*Instructions to follow:* Type the records out again in full, exactly.
::::
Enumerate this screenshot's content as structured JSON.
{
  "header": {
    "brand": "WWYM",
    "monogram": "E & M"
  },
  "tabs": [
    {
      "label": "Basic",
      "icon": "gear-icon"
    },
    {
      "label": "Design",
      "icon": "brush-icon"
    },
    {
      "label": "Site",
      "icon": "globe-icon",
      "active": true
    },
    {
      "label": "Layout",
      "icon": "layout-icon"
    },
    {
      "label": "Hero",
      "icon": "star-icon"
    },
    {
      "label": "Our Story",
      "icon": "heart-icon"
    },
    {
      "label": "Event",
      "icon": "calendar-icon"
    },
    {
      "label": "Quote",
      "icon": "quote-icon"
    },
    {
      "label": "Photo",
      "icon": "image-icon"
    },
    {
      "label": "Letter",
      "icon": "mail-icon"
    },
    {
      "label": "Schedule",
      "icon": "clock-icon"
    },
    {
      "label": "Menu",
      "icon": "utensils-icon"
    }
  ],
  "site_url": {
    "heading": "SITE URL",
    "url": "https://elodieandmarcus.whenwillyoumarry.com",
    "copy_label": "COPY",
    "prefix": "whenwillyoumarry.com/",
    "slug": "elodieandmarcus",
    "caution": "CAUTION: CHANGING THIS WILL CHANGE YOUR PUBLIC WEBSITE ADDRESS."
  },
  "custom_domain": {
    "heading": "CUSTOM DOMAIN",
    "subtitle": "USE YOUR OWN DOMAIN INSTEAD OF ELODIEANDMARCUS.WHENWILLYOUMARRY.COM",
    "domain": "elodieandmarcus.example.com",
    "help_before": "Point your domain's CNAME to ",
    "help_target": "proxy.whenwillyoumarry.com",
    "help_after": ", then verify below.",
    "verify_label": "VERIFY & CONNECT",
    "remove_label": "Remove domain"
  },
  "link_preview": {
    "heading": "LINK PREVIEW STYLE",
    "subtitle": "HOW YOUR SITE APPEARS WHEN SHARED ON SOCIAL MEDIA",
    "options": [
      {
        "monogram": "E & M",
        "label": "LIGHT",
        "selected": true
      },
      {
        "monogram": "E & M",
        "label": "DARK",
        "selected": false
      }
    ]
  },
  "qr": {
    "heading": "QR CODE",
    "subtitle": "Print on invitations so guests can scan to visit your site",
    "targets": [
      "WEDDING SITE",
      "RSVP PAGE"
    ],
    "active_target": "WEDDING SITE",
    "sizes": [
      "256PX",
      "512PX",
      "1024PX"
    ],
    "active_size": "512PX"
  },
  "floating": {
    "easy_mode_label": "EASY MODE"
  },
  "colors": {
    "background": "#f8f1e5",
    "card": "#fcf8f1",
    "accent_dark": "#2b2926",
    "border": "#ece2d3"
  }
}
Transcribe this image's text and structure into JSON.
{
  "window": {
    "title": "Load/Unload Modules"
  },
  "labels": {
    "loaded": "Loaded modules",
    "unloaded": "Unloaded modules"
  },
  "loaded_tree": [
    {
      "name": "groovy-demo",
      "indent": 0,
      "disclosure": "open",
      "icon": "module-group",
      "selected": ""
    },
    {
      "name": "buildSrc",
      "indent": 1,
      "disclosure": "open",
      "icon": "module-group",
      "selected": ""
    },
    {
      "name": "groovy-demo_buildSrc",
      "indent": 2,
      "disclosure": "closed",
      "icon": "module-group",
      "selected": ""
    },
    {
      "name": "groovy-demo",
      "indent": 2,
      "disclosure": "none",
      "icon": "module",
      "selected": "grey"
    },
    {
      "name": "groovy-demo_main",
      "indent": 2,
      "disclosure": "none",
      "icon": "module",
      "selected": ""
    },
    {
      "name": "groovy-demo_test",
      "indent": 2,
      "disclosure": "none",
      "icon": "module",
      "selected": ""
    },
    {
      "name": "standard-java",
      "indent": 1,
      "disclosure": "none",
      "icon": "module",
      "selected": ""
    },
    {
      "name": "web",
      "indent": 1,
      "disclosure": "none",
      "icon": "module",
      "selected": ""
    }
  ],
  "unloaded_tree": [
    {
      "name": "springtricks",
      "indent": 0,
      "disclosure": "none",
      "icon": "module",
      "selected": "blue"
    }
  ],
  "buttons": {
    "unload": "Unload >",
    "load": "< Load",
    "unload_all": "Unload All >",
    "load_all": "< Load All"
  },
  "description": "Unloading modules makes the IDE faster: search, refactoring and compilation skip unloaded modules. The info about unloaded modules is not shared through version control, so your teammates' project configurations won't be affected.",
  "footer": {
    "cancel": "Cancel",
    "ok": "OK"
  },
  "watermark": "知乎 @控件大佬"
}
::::
*Exercise answer:*
Enumerate this screenshot's content as structured JSON.
{
  "header": {
    "brand": "WWYM",
    "monogram": "E & M"
  },
  "tabs": [
    {
      "label": "Basic",
      "icon": "gear-icon"
    },
    {
      "label": "Design",
      "icon": "brush-icon"
    },
    {
      "label": "Site",
      "icon": "globe-icon",
      "active": true
    },
    {
      "label": "Layout",
      "icon": "layout-icon"
    },
    {
      "label": "Hero",
      "icon": "star-icon"
    },
    {
      "label": "Our Story",
      "icon": "heart-icon"
    },
    {
      "label": "Event",
      "icon": "calendar-icon"
    },
    {
      "label": "Quote",
      "icon": "quote-icon"
    },
    {
      "label": "Photo",
      "icon": "image-icon"
    },
    {
      "label": "Letter",
      "icon": "mail-icon"
    },
    {
      "label": "Schedule",
      "icon": "clock-icon"
    },
    {
      "label": "Menu",
      "icon": "utensils-icon"
    }
  ],
  "site_url": {
    "heading": "SITE URL",
    "url": "https://elodieandmarcus.whenwillyoumarry.com",
    "copy_label": "COPY",
    "prefix": "whenwillyoumarry.com/",
    "slug": "elodieandmarcus",
    "caution": "CAUTION: CHANGING THIS WILL CHANGE YOUR PUBLIC WEBSITE ADDRESS."
  },
  "custom_domain": {
    "heading": "CUSTOM DOMAIN",
    "subtitle": "USE YOUR OWN DOMAIN INSTEAD OF ELODIEANDMARCUS.WHENWILLYOUMARRY.COM",
    "domain": "elodieandmarcus.example.com",
    "help_before": "Point your domain's CNAME to ",
    "help_target": "proxy.whenwillyoumarry.com",
    "help_after": ", then verify below.",
    "verify_label": "VERIFY & CONNECT",
    "remove_label": "Remove domain"
  },
  "link_preview": {
    "heading": "LINK PREVIEW STYLE",
    "subtitle": "HOW YOUR SITE APPEARS WHEN SHARED ON SOCIAL MEDIA",
    "options": [
      {
        "monogram": "E & M",
        "label": "LIGHT",
        "selected": true
      },
      {
        "monogram": "E & M",
        "label": "DARK",
        "selected": false
      }
    ]
  },
  "qr": {
    "heading": "QR CODE",
    "subtitle": "Print on invitations so guests can scan to visit your site",
    "targets": [
      "WEDDING SITE",
      "RSVP PAGE"
    ],
    "active_target": "WEDDING SITE",
    "sizes": [
      "256PX",
      "512PX",
      "1024PX"
    ],
    "active_size": "512PX"
  },
  "floating": {
    "easy_mode_label": "EASY MODE"
  },
  "colors": {
    "background": "#f8f1e5",
    "card": "#fcf8f1",
    "accent_dark": "#2b2926",
    "border": "#ece2d3"
  }
}
Transcribe this image's text and structure into JSON.
{
  "window": {
    "title": "Load/Unload Modules"
  },
  "labels": {
    "loaded": "Loaded modules",
    "unloaded": "Unloaded modules"
  },
  "loaded_tree": [
    {
      "name": "groovy-demo",
      "indent": 0,
      "disclosure": "open",
      "icon": "module-group",
      "selected": ""
    },
    {
      "name": "buildSrc",
      "indent": 1,
      "disclosure": "open",
      "icon": "module-group",
      "selected": ""
    },
    {
      "name": "groovy-demo_buildSrc",
      "indent": 2,
      "disclosure": "closed",
      "icon": "module-group",
      "selected": ""
    },
    {
      "name": "groovy-demo",
      "indent": 2,
      "disclosure": "none",
      "icon": "module",
      "selected": "grey"
    },
    {
      "name": "groovy-demo_main",
      "indent": 2,
      "disclosure": "none",
      "icon": "module",
      "selected": ""
    },
    {
      "name": "groovy-demo_test",
      "indent": 2,
      "disclosure": "none",
      "icon": "module",
      "selected": ""
    },
    {
      "name": "standard-java",
      "indent": 1,
      "disclosure": "none",
      "icon": "module",
      "selected": ""
    },
    {
      "name": "web",
      "indent": 1,
      "disclosure": "none",
      "icon": "module",
      "selected": ""
    }
  ],
  "unloaded_tree": [
    {
      "name": "springtricks",
      "indent": 0,
      "disclosure": "none",
      "icon": "module",
      "selected": "blue"
    }
  ],
  "buttons": {
    "unload": "Unload >",
    "load": "< Load",
    "unload_all": "Unload All >",
    "load_all": "< Load All"
  },
  "description": "Unloading modules makes the IDE faster: search, refactoring and compilation skip unloaded modules. The info about unloaded modules is not shared through version control, so your teammates' project configurations won't be affected.",
  "footer": {
    "cancel": "Cancel",
    "ok": "OK"
  },
  "watermark": "知乎 @控件大佬"
}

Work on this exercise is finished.